From greasy midgets boxing each other to hard thumping electro mixed nightclubs, Manila is full of a vibrant community of party attenders.  There are also countless neighborhood restaurants serving San Miguel (local beer) and Sisig (fried pig’s face) till the wee wee hours of sunshine.  A trip to Manila is incomplete without browsing or at least making a few empirical conclusions in this direction.



Ride Around on a Jeepney

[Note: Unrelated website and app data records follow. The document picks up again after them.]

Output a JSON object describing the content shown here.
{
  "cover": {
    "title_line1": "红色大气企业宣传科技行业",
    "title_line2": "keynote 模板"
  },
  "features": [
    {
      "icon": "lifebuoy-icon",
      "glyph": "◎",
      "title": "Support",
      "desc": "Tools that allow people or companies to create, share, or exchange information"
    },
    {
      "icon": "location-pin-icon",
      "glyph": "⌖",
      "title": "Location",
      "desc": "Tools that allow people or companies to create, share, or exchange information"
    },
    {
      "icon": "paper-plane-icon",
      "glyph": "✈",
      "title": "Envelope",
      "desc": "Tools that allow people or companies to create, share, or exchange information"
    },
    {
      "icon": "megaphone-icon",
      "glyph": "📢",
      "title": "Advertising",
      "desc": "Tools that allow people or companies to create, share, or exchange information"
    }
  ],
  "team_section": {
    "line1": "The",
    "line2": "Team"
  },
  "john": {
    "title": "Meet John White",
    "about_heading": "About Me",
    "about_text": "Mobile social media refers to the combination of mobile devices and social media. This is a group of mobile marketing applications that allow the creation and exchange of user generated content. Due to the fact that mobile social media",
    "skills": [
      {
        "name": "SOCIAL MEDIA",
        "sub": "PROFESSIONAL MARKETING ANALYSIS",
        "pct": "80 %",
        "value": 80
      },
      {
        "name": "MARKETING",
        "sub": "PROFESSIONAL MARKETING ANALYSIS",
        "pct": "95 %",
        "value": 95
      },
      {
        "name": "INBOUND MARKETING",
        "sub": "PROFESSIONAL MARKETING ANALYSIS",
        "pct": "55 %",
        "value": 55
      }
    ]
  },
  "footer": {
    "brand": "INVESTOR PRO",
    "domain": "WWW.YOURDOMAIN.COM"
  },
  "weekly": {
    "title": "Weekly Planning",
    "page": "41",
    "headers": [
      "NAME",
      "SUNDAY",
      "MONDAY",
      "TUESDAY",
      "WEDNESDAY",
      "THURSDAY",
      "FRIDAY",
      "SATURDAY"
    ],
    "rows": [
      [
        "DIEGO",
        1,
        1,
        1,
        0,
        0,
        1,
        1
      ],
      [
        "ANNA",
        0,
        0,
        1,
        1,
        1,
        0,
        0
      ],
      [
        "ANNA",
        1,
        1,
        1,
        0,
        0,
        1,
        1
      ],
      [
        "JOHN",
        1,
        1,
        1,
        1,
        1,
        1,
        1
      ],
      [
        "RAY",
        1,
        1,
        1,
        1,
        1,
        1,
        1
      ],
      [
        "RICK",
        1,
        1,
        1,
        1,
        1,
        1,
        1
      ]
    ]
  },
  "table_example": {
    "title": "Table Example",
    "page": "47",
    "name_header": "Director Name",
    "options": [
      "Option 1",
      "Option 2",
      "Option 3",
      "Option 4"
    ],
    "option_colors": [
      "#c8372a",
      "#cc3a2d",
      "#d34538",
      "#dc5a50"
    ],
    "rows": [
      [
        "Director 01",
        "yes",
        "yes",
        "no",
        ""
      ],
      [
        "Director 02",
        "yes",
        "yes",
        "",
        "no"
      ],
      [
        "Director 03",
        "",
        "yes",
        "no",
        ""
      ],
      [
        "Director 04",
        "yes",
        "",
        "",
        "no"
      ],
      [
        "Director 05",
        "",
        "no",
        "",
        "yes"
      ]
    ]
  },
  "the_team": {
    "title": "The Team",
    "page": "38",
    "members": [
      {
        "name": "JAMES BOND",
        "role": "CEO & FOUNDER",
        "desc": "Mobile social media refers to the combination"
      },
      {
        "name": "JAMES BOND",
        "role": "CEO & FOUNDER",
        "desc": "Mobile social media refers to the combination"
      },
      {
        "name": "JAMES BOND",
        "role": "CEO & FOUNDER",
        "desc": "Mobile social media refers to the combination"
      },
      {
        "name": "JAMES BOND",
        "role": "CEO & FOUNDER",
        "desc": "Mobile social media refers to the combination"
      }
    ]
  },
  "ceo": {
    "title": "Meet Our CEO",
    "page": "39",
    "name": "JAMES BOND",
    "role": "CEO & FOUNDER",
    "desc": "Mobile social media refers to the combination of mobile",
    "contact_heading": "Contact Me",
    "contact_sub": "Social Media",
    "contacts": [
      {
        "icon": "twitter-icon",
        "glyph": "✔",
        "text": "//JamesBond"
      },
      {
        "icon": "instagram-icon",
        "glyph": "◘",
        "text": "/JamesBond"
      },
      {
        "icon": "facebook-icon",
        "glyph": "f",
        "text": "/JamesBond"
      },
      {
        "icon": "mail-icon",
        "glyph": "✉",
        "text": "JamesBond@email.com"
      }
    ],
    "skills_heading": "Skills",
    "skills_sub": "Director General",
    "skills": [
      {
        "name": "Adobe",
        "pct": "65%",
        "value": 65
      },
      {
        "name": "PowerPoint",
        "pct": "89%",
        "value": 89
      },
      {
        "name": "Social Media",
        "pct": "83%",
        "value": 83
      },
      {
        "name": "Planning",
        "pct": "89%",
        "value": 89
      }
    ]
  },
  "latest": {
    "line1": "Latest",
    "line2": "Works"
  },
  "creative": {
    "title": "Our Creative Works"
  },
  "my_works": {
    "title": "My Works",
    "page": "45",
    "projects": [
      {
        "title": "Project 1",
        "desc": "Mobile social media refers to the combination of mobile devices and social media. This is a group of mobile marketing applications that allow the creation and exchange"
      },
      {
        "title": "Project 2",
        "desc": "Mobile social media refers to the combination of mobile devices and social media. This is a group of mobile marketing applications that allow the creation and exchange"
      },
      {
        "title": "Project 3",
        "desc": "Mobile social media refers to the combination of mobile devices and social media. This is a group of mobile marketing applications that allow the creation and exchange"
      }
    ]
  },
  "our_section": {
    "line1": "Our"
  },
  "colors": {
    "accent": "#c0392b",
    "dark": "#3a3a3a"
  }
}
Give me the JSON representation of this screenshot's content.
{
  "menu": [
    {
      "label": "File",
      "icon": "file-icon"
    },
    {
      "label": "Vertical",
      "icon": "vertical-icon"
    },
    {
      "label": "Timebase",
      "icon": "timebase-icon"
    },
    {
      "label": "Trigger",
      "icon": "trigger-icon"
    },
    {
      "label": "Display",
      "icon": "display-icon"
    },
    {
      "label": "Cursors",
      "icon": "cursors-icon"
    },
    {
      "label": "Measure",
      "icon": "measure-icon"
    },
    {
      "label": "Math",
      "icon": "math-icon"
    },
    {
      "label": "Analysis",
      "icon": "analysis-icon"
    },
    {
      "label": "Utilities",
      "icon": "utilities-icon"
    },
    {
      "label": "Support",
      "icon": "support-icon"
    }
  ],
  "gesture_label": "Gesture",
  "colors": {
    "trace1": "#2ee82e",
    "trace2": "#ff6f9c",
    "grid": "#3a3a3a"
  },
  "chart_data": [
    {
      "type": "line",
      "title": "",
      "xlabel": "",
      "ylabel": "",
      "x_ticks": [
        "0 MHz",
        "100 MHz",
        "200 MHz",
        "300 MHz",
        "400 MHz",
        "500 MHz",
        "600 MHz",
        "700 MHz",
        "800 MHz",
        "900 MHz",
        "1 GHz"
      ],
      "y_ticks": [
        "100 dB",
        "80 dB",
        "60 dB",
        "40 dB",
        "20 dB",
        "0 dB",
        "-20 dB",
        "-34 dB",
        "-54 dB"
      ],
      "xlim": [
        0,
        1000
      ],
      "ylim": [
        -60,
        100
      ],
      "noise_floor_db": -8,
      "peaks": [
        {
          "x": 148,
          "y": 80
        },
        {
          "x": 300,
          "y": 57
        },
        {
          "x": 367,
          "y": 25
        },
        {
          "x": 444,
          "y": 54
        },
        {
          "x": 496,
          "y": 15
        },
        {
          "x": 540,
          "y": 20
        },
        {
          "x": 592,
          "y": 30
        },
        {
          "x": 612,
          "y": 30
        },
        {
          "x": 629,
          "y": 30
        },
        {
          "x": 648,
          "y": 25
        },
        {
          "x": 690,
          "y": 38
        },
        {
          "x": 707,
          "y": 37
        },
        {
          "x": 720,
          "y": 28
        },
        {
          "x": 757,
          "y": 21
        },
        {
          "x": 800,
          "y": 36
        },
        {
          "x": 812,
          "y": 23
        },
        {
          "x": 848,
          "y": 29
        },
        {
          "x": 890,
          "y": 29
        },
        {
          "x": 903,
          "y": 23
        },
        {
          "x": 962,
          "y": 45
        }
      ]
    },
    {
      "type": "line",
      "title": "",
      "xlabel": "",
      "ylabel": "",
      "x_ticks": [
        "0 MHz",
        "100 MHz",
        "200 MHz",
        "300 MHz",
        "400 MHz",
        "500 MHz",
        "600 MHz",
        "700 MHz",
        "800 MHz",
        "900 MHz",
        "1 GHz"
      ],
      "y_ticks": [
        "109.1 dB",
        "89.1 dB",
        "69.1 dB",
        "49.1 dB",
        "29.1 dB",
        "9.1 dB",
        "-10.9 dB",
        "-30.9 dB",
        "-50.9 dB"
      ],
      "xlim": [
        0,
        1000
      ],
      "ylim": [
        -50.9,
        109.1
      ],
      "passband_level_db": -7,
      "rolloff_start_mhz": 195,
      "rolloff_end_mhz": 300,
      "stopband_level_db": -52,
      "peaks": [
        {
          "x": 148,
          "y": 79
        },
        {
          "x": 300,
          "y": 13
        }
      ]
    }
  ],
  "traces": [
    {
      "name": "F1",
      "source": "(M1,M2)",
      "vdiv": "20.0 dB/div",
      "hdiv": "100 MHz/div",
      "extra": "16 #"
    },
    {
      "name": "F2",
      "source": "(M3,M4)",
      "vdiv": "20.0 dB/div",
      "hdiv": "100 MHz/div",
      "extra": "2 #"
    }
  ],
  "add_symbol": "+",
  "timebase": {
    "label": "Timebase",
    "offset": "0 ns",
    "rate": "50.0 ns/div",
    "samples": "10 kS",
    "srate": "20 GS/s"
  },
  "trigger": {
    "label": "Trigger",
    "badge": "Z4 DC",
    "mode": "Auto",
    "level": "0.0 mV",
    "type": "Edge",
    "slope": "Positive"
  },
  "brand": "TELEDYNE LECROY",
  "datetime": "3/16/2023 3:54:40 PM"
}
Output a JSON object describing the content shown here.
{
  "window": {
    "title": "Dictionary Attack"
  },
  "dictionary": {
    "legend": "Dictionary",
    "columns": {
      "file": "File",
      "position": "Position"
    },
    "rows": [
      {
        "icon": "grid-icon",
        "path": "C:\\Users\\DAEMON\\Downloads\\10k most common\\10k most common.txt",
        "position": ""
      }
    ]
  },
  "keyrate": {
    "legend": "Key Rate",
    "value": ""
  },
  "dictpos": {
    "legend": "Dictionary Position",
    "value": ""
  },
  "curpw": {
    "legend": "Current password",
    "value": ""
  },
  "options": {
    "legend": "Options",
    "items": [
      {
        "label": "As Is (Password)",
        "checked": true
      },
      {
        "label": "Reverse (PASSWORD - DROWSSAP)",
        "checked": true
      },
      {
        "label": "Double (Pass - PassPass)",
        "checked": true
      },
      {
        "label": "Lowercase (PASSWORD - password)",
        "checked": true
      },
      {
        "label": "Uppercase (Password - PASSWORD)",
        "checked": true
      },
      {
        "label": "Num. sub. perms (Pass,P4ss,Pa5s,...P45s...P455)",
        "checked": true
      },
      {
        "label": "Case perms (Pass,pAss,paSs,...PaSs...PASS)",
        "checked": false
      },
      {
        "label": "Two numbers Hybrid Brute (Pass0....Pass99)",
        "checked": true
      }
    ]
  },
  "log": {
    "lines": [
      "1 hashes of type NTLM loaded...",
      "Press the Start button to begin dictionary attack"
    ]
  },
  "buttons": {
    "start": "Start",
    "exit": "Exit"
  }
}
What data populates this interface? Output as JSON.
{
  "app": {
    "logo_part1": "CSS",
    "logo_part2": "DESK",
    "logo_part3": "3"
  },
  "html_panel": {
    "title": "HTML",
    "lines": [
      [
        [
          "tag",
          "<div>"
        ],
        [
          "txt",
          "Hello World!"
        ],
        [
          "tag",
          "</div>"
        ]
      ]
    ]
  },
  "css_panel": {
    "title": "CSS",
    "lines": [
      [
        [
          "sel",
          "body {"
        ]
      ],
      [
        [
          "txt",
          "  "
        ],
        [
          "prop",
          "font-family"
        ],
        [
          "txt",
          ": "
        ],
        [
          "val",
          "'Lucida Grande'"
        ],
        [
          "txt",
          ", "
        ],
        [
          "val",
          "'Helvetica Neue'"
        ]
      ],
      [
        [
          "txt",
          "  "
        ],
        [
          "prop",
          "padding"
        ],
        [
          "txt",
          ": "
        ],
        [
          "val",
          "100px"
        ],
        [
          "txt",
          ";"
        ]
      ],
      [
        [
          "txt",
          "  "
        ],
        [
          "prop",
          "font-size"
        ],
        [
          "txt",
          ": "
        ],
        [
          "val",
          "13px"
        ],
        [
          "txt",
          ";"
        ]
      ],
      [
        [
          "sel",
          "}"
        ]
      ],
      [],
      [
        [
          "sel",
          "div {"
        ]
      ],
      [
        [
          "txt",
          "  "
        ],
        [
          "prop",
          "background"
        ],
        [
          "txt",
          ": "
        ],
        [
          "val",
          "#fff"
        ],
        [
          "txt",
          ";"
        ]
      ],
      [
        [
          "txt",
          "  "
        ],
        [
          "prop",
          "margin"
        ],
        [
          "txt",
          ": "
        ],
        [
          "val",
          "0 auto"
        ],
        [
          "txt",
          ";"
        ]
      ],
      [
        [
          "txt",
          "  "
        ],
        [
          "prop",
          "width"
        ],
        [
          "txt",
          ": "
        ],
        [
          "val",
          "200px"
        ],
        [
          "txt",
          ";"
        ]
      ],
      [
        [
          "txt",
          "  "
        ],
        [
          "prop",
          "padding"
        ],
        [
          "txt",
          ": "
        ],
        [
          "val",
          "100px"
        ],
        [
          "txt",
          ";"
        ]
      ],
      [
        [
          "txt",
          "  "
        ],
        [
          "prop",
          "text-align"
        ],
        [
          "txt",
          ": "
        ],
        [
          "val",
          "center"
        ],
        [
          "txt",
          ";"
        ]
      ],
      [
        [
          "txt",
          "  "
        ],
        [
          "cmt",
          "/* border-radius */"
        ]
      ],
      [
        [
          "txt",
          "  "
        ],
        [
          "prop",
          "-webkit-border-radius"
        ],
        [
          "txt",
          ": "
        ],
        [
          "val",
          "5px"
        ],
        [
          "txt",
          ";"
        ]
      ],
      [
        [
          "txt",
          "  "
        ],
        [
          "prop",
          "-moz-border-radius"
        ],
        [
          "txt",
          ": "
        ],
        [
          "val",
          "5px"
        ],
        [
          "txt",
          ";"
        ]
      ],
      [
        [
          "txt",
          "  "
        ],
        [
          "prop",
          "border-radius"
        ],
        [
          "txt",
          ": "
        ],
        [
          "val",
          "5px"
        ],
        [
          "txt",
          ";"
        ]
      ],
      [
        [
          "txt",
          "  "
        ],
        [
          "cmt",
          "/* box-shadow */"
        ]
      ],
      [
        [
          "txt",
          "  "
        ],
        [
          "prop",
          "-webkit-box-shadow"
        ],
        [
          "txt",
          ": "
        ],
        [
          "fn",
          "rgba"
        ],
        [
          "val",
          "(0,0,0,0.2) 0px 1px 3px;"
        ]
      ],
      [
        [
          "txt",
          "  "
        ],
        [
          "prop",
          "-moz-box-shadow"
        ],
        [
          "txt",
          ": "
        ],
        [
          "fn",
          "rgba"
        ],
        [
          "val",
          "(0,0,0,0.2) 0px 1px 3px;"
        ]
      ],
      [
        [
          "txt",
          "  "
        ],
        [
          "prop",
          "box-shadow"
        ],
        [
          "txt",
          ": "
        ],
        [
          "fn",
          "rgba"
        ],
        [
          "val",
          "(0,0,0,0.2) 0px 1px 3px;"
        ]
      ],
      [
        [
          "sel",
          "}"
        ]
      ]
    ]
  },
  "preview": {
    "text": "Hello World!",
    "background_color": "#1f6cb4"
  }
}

Rustic WWII Jeeps are the most affordable and entertaining transportation system in Manila. The drivers hurl through traffic with jerks and stops, pretending there are no passengers in the back. The greatest part of the adventure is that when sitting in a Jeepney crammed with people, it is impossible to look out the window and determine where you are or where you are going.



Browse a Local Market

Pyramids of naked chicken heads, piles of pig snouts, messes of fish, weird bakes goods, colorful coconut deserts, ancient looking candies, bite sized dried fish, rice everything, assorted sausages, and all kinds of tropical fruit and vegetables are to enjoy in a local Manila market.



Seafood Dampa

If you care about attempting to finish buffets (like we do), or are just passionate about the utmost in fresh food from the sea, Manila’s Dampa Seafood extravaganza is a gig you will never want to miss. Seafood Dampa works like this: At the market, purchase kilos and kilos of seafood from the extensive catch selection, walk it over to the next door restaurant, and have them transform everything into a tasty art form of your liking.

Some of the delicious dishes include, cheesy mussels, stir fried prawns, chili crab, and ginger fish. Eating a good seafood dampa is one of my favorite things to do in Manila!


Recommendation: There are a number of Dampa Seafood markets but the greatest one I went to was in Pasay City near Manila Bay called Seaside Dampa.

Location: Diosdado Macapagal Blvd., Pasay City, near Manila Bay and close to Mall of Asia



If you haven’t prearranged for a car to whisk you to your destination from Ninoy Aquino International Airport, join the queue for an official taxi, which will take you downtown in around 30 minutes (assuming good traffic, and that’s quite a big assumption). Look for the yellow taxis to the left as you exit: more expensive than those you flag down on the street, these are safe, reliable and air-conditioned.

The elevated LRT is fast and reliable, and the preferred transport method for office workers looking to avoid traffic. Jeepneys are colorful and cheap, though you need to know your route in advance as there’s no other way of telling where you’re going (shout “Para” when you want to get off, and give your fee of about 20 cents). Taxis are inexpensive, with fares starting at 70 cents, but service can be varied, since many taxi companies are less than regulated.